CBCT (3D CT)
The single panoramic radiograph Chaushu, Chaushu and Becker (1999) have described a method of localizing maxillary canines using only a panoramic radiograph. This depends on the fact that objects nearer the x-ray source (and further from the film) project a larger image than objects closer to the film and further from the x-ray source. Thus palatal canines will appear larger than buccal canines (remember that the x-ray source from a panoramic radiograph comes from behind the head).
In the coronal and middle thirds of the adjacent incisor, the ectopic canines that were positioned buccally had a canine-incisor width ratio of 0.78-0.1.11 and the palatal canines a canine-incisor width ratio of 1.5-1.7. While not an infallible method of localizing canines, this can be a useful adjunct to other methods and may help to provide a positive diagnostic localization.
Canine-Incisor Index (CII)

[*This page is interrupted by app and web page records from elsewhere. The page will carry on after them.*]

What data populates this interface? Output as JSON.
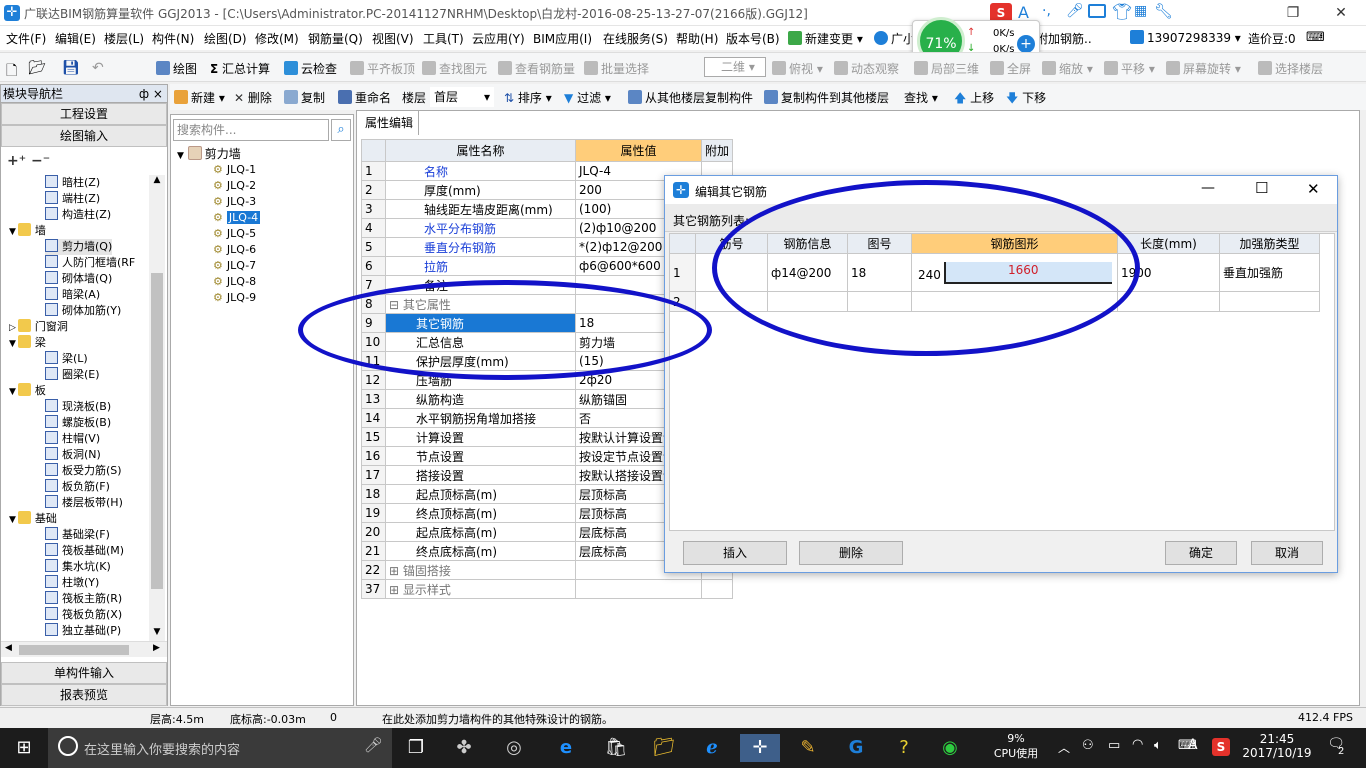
{
  "titlebar": {
    "title": "广联达BIM钢筋算量软件 GGJ2013 - [C:\\Users\\Administrator.PC-20141127NRHM\\Desktop\\白龙村-2016-08-25-13-27-07(2166版).GGJ12]",
    "icons": [
      "sogou-icon",
      "A",
      "ime-punct",
      "mic-icon",
      "keyboard-icon",
      "shirt-icon",
      "wrench-icon"
    ]
  },
  "menubar": {
    "items": [
      "文件(F)",
      "编辑(E)",
      "楼层(L)",
      "构件(N)",
      "绘图(D)",
      "修改(M)",
      "钢筋量(Q)",
      "视图(V)",
      "工具(T)",
      "云应用(Y)",
      "BIM应用(I)",
      "在线服务(S)",
      "帮助(H)",
      "版本号(B)"
    ],
    "new_change": "新建变更",
    "guangxiao": "广小",
    "add_rebar": "附加钢筋..",
    "phone": "13907298339",
    "zaojiadou": "造价豆:0"
  },
  "speedwidget": {
    "percent": "71%",
    "up": "0K/s",
    "down": "0K/s"
  },
  "toolbar1": {
    "draw": "绘图",
    "sum": "汇总计算",
    "cloud_check": "云检查",
    "flat_top": "平齐板顶",
    "find_element": "查找图元",
    "view_rebar": "查看钢筋量",
    "batch_select": "批量选择",
    "view_mode": "二维",
    "top_view": "俯视",
    "dynamic": "动态观察",
    "local3d": "局部三维",
    "fullscreen": "全屏",
    "zoom": "缩放",
    "pan": "平移",
    "rotate": "屏幕旋转",
    "select_floor": "选择楼层"
  },
  "toolbar2": {
    "new": "新建",
    "delete": "删除",
    "copy": "复制",
    "rename": "重命名",
    "floor_label": "楼层",
    "floor_value": "首层",
    "sort": "排序",
    "filter": "过滤",
    "copy_from": "从其他楼层复制构件",
    "copy_to": "复制构件到其他楼层",
    "find": "查找",
    "up": "上移",
    "down": "下移"
  },
  "left_panel": {
    "header": "模块导航栏",
    "pin": "ф ×",
    "project_settings": "工程设置",
    "draw_input": "绘图输入",
    "single_input": "单构件输入",
    "report_preview": "报表预览",
    "tree": [
      {
        "label": "暗柱(Z)",
        "level": 2
      },
      {
        "label": "端柱(Z)",
        "level": 2
      },
      {
        "label": "构造柱(Z)",
        "level": 2
      },
      {
        "label": "墙",
        "level": 1,
        "folder": true
      },
      {
        "label": "剪力墙(Q)",
        "level": 2,
        "selected": true
      },
      {
        "label": "人防门框墙(RF",
        "level": 2
      },
      {
        "label": "砌体墙(Q)",
        "level": 2
      },
      {
        "label": "暗梁(A)",
        "level": 2
      },
      {
        "label": "砌体加筋(Y)",
        "level": 2
      },
      {
        "label": "门窗洞",
        "level": 1,
        "folder": true,
        "collapsed": true
      },
      {
        "label": "梁",
        "level": 1,
        "folder": true
      },
      {
        "label": "梁(L)",
        "level": 2
      },
      {
        "label": "圈梁(E)",
        "level": 2
      },
      {
        "label": "板",
        "level": 1,
        "folder": true
      },
      {
        "label": "现浇板(B)",
        "level": 2
      },
      {
        "label": "螺旋板(B)",
        "level": 2
      },
      {
        "label": "柱帽(V)",
        "level": 2
      },
      {
        "label": "板洞(N)",
        "level": 2
      },
      {
        "label": "板受力筋(S)",
        "level": 2
      },
      {
        "label": "板负筋(F)",
        "level": 2
      },
      {
        "label": "楼层板带(H)",
        "level": 2
      },
      {
        "label": "基础",
        "level": 1,
        "folder": true
      },
      {
        "label": "基础梁(F)",
        "level": 2
      },
      {
        "label": "筏板基础(M)",
        "level": 2
      },
      {
        "label": "集水坑(K)",
        "level": 2
      },
      {
        "label": "柱墩(Y)",
        "level": 2
      },
      {
        "label": "筏板主筋(R)",
        "level": 2
      },
      {
        "label": "筏板负筋(X)",
        "level": 2
      },
      {
        "label": "独立基础(P)",
        "level": 2
      }
    ]
  },
  "component_panel": {
    "search_placeholder": "搜索构件...",
    "root": "剪力墙",
    "items": [
      "JLQ-1",
      "JLQ-2",
      "JLQ-3",
      "JLQ-4",
      "JLQ-5",
      "JLQ-6",
      "JLQ-7",
      "JLQ-8",
      "JLQ-9"
    ],
    "selected": "JLQ-4"
  },
  "property_panel": {
    "tab": "属性编辑",
    "headers": [
      "属性名称",
      "属性值",
      "附加"
    ],
    "rows": [
      {
        "num": "1",
        "name": "名称",
        "value": "JLQ-4",
        "blue": true
      },
      {
        "num": "2",
        "name": "厚度(mm)",
        "value": "200"
      },
      {
        "num": "3",
        "name": "轴线距左墙皮距离(mm)",
        "value": "(100)"
      },
      {
        "num": "4",
        "name": "水平分布钢筋",
        "value": "(2)ф10@200",
        "blue": true
      },
      {
        "num": "5",
        "name": "垂直分布钢筋",
        "value": "*(2)ф12@200",
        "blue": true
      },
      {
        "num": "6",
        "name": "拉筋",
        "value": "ф6@600*600",
        "blue": true
      },
      {
        "num": "7",
        "name": "备注",
        "value": ""
      },
      {
        "num": "8",
        "name": "其它属性",
        "value": "",
        "group": true
      },
      {
        "num": "9",
        "name": "其它钢筋",
        "value": "18",
        "selected": true,
        "indent": true
      },
      {
        "num": "10",
        "name": "汇总信息",
        "value": "剪力墙",
        "indent": true
      },
      {
        "num": "11",
        "name": "保护层厚度(mm)",
        "value": "(15)",
        "indent": true
      },
      {
        "num": "12",
        "name": "压墙筋",
        "value": "2ф20",
        "indent": true
      },
      {
        "num": "13",
        "name": "纵筋构造",
        "value": "纵筋锚固",
        "indent": true
      },
      {
        "num": "14",
        "name": "水平钢筋拐角增加搭接",
        "value": "否",
        "indent": true
      },
      {
        "num": "15",
        "name": "计算设置",
        "value": "按默认计算设置计",
        "indent": true
      },
      {
        "num": "16",
        "name": "节点设置",
        "value": "按设定节点设置计",
        "indent": true
      },
      {
        "num": "17",
        "name": "搭接设置",
        "value": "按默认搭接设置计",
        "indent": true
      },
      {
        "num": "18",
        "name": "起点顶标高(m)",
        "value": "层顶标高",
        "indent": true
      },
      {
        "num": "19",
        "name": "终点顶标高(m)",
        "value": "层顶标高",
        "indent": true
      },
      {
        "num": "20",
        "name": "起点底标高(m)",
        "value": "层底标高",
        "indent": true
      },
      {
        "num": "21",
        "name": "终点底标高(m)",
        "value": "层底标高",
        "indent": true
      },
      {
        "num": "22",
        "name": "锚固搭接",
        "value": "",
        "group": true,
        "collapsed": true
      },
      {
        "num": "37",
        "name": "显示样式",
        "value": "",
        "group": true,
        "collapsed": true
      }
    ]
  },
  "dialog": {
    "title": "编辑其它钢筋",
    "list_label": "其它钢筋列表:",
    "headers": [
      "筋号",
      "钢筋信息",
      "图号",
      "钢筋图形",
      "长度(mm)",
      "加强筋类型"
    ],
    "rows": [
      {
        "num": "1",
        "jinhao": "",
        "info": "ф14@200",
        "tuhao": "18",
        "shape_left": "240",
        "shape_main": "1660",
        "length": "1900",
        "type": "垂直加强筋"
      }
    ],
    "empty_row_num": "2",
    "btn_insert": "插入",
    "btn_delete": "删除",
    "btn_ok": "确定",
    "btn_cancel": "取消"
  },
  "statusbar": {
    "floor_height": "层高:4.5m",
    "bottom_elev": "底标高:-0.03m",
    "zero": "0",
    "message": "在此处添加剪力墙构件的其他特殊设计的钢筋。",
    "fps": "412.4 FPS"
  },
  "taskbar": {
    "search_placeholder": "在这里输入你要搜索的内容",
    "cpu_percent": "9%",
    "cpu_label": "CPU使用",
    "ime": "A",
    "time": "21:45",
    "date": "2017/10/19",
    "notif": "2"
  }
}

Relates to prognosis and complexity of aligning canine.Therefore, the aim was to investigate